While I was out yesterday getting my hair done, I picked up a cordless weed eater and I am anxious to try it out before it gets too hot today. So I will say good bye, and get this e-mailed to Ed so that he can look it over and send it to Craig for editing and posting.
Hope you have an awesome weekend. I know I plan to. Oh, by the way, I have a secret for you: The Script Monkey thinks he is going to spend the weekend out in his woodworking shop. He does not know that I have amassed a huge “honey-do list” for him. I use the to-do list on the calendar for Windows Live, and as you can see in the following image, it will keep him busy for a while. Well, I’ve gotta go.
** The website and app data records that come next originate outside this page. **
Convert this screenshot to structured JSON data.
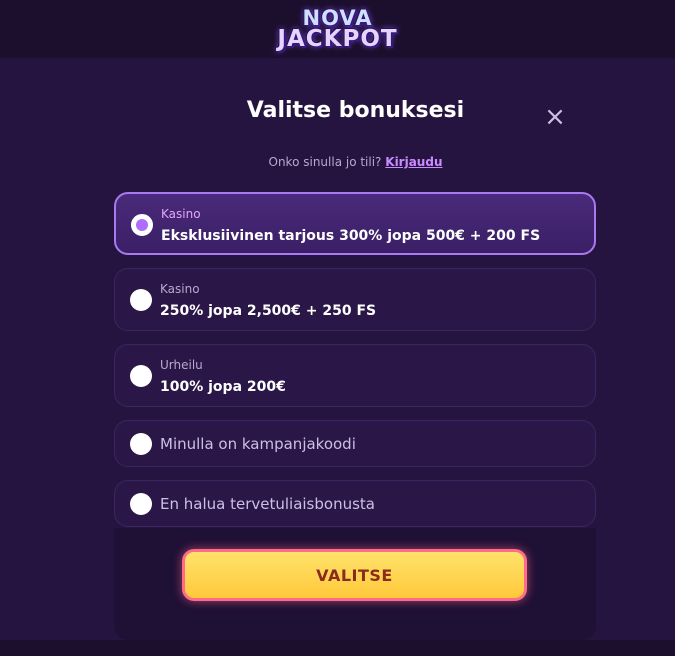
{
  "logo": {
    "line1": "NOVA",
    "line2": "JACKPOT"
  },
  "modal": {
    "title": "Valitse bonuksesi",
    "close_symbol": "×",
    "login_prompt": "Onko sinulla jo tili?",
    "login_link": "Kirjaudu"
  },
  "options": [
    {
      "category": "Kasino",
      "text": "Eksklusiivinen tarjous 300% jopa 500€ + 200 FS",
      "selected": true
    },
    {
      "category": "Kasino",
      "text": "250% jopa 2,500€ + 250 FS",
      "selected": false
    },
    {
      "category": "Urheilu",
      "text": "100% jopa 200€",
      "selected": false
    },
    {
      "text": "Minulla on kampanjakoodi",
      "selected": false
    },
    {
      "text": "En halua tervetuliaisbonusta",
      "selected": false
    }
  ],
  "cta": {
    "label": "VALITSE"
  },
  "colors": {
    "accent": "#a879f0",
    "cta": "#ffd24a",
    "cta_border": "#ff6b8a",
    "background": "#261440"
  }
}
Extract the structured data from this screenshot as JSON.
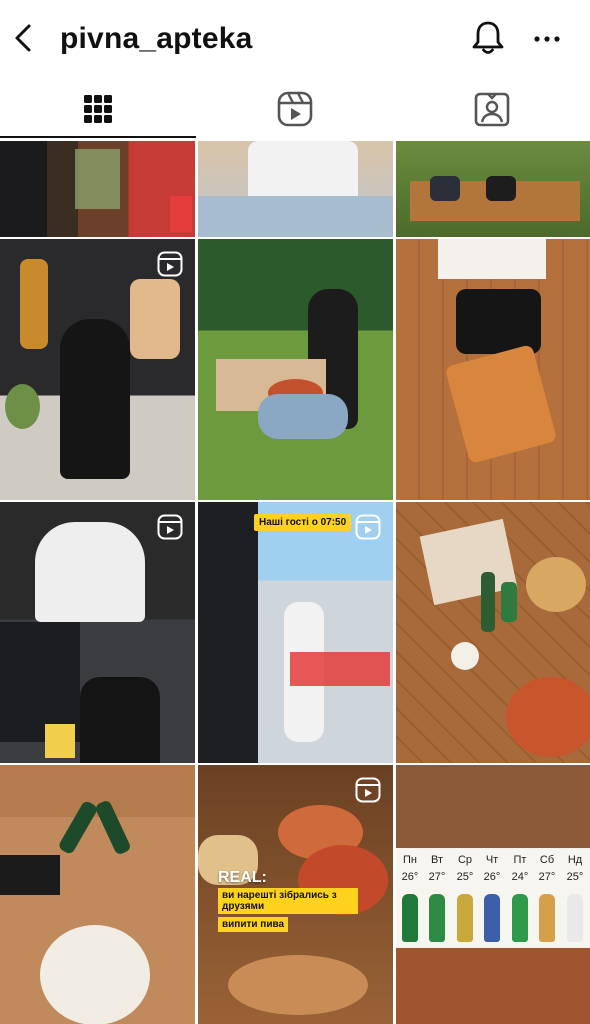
{
  "header": {
    "title": "pivna_apteka",
    "back_icon": "chevron-left-icon",
    "notification_icon": "bell-icon",
    "more_icon": "ellipsis-horizontal-icon"
  },
  "tabs": [
    {
      "name": "posts-grid",
      "icon": "grid-icon",
      "active": true
    },
    {
      "name": "reels",
      "icon": "reels-icon",
      "active": false
    },
    {
      "name": "tagged",
      "icon": "tagged-person-icon",
      "active": false
    }
  ],
  "overlays": {
    "guests_tag": "Наші гості о 07:50",
    "real_word": "REAL:",
    "real_line1": "ви нарешті зібрались з друзями",
    "real_line2": "випити пива"
  },
  "weather": {
    "days": [
      {
        "day": "Пн",
        "temp": "26°"
      },
      {
        "day": "Вт",
        "temp": "27°"
      },
      {
        "day": "Ср",
        "temp": "25°"
      },
      {
        "day": "Чт",
        "temp": "26°"
      },
      {
        "day": "Пт",
        "temp": "24°"
      },
      {
        "day": "Сб",
        "temp": "27°"
      },
      {
        "day": "Нд",
        "temp": "25°"
      }
    ]
  },
  "colors": {
    "accent_yellow": "#ffd21f",
    "icon_dark": "#111111",
    "icon_gray": "#555555"
  }
}
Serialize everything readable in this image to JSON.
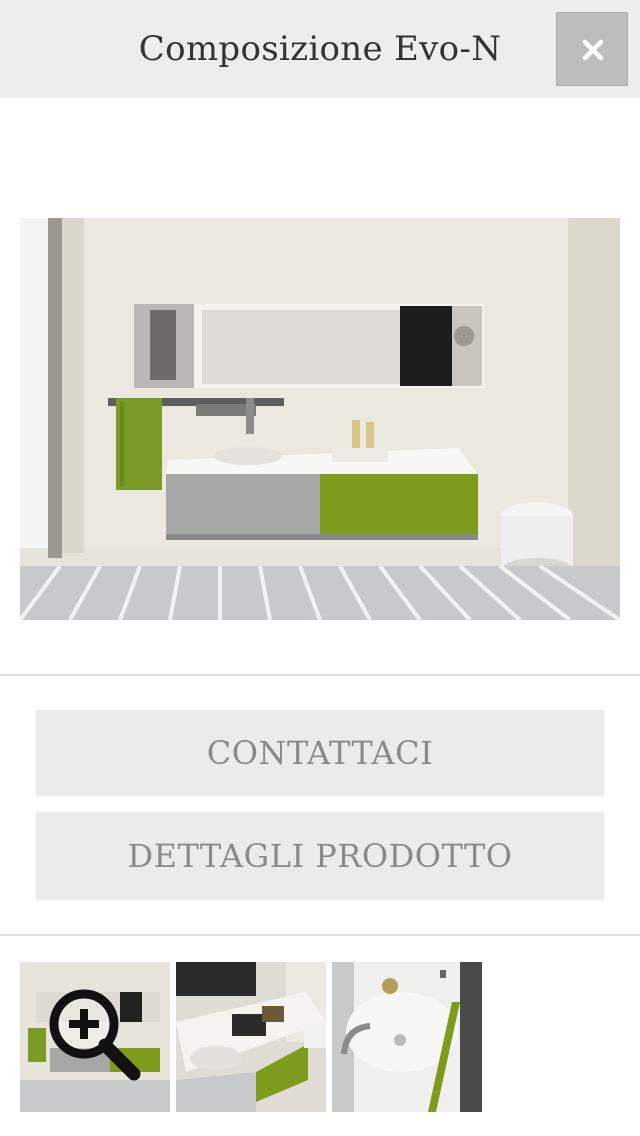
{
  "header": {
    "title": "Composizione Evo-N",
    "close_icon": "close-icon"
  },
  "main_image": {
    "description": "bathroom-vanity-photo"
  },
  "buttons": {
    "contact_label": "CONTATTACI",
    "details_label": "DETTAGLI PRODOTTO"
  },
  "thumbnails": [
    {
      "icon": "zoom-in-icon"
    },
    {},
    {}
  ],
  "colors": {
    "header_bg": "#ededed",
    "close_bg": "#bdbdbd",
    "button_bg": "#ebebeb",
    "button_text": "#8a8a8a",
    "accent_green": "#8a9a1c"
  }
}
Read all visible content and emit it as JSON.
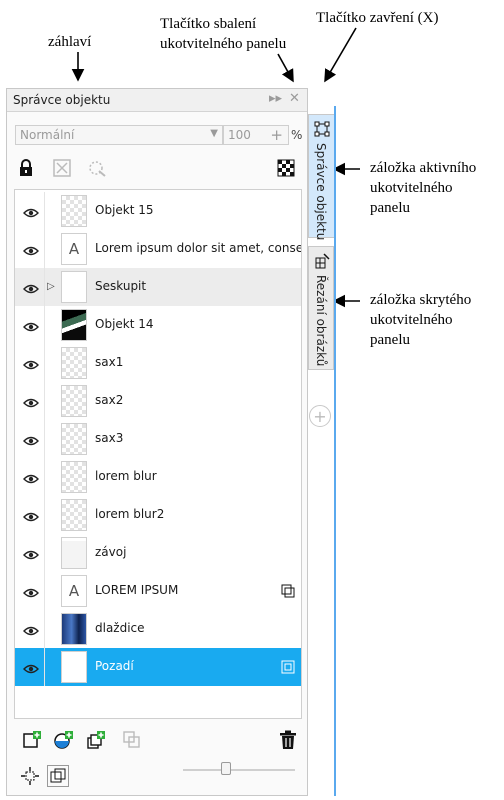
{
  "annotations": {
    "header": "záhlaví",
    "collapse_line1": "Tlačítko sbalení",
    "collapse_line2": "ukotvitelného panelu",
    "close_label": "Tlačítko zavření (X)",
    "active_tab_line1": "záložka aktivního",
    "active_tab_line2": "ukotvitelného",
    "active_tab_line3": "panelu",
    "hidden_tab_line1": "záložka skrytého",
    "hidden_tab_line2": "ukotvitelného",
    "hidden_tab_line3": "panelu"
  },
  "panel": {
    "title": "Správce objektu",
    "collapse_glyph": "▸▸",
    "close_glyph": "✕",
    "blend_mode": "Normální",
    "opacity": "100",
    "opacity_unit": "%"
  },
  "layers": [
    {
      "name": "Objekt 15",
      "thumb": "checker",
      "state": "normal"
    },
    {
      "name": "Lorem ipsum dolor sit amet, consecte...",
      "thumb": "text",
      "state": "normal"
    },
    {
      "name": "Seskupit",
      "thumb": "plain",
      "state": "group"
    },
    {
      "name": "Objekt 14",
      "thumb": "photo",
      "state": "normal"
    },
    {
      "name": "sax1",
      "thumb": "checker",
      "state": "normal"
    },
    {
      "name": "sax2",
      "thumb": "checker",
      "state": "normal"
    },
    {
      "name": "sax3",
      "thumb": "checker",
      "state": "normal"
    },
    {
      "name": "lorem blur",
      "thumb": "checker",
      "state": "normal"
    },
    {
      "name": "lorem blur2",
      "thumb": "checker",
      "state": "normal"
    },
    {
      "name": "závoj",
      "thumb": "veil",
      "state": "normal"
    },
    {
      "name": "LOREM IPSUM",
      "thumb": "text",
      "state": "normal",
      "badge": "clip-icon"
    },
    {
      "name": "dlaždice",
      "thumb": "tiles",
      "state": "normal"
    },
    {
      "name": "Pozadí",
      "thumb": "plain",
      "state": "selected",
      "badge": "lock-bg-icon"
    }
  ],
  "text_thumb_glyph": "A",
  "tabs": {
    "active": "Správce objektu",
    "hidden": "Řezání obrázků"
  },
  "colors": {
    "selection": "#19aaf0",
    "active_tab": "#d3e8fb",
    "accent_line": "#5aa9ee"
  }
}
Microsoft Scripting Guy Ed Wilson here. Today is Day 10 of the 2010 Scripting Games; all the events have been revealed. Keep in mind you still have an entire week plus the weekend to finish your submissions. The judges will continue to grade the scripts, and Craig will continue to update the leaderboard. Check out the due dates page for more information. Let me invite you to continue to keep up with the 2010 Scripting Games by following us on Twitter or Facebook. If you have any questions, send e-mail to us at email@example.com or post your questions on the 2010 Scripting Games Forum. Check back later today for the leaderboard and prize winners. Beginning tomorrow with Weekend Scripter, we will take a break from the Games. We have some really cool scripts we will be examining over the next seven days, so keep in touch.
Ed Wilson and Craig Liebendorfer, Scripting Guys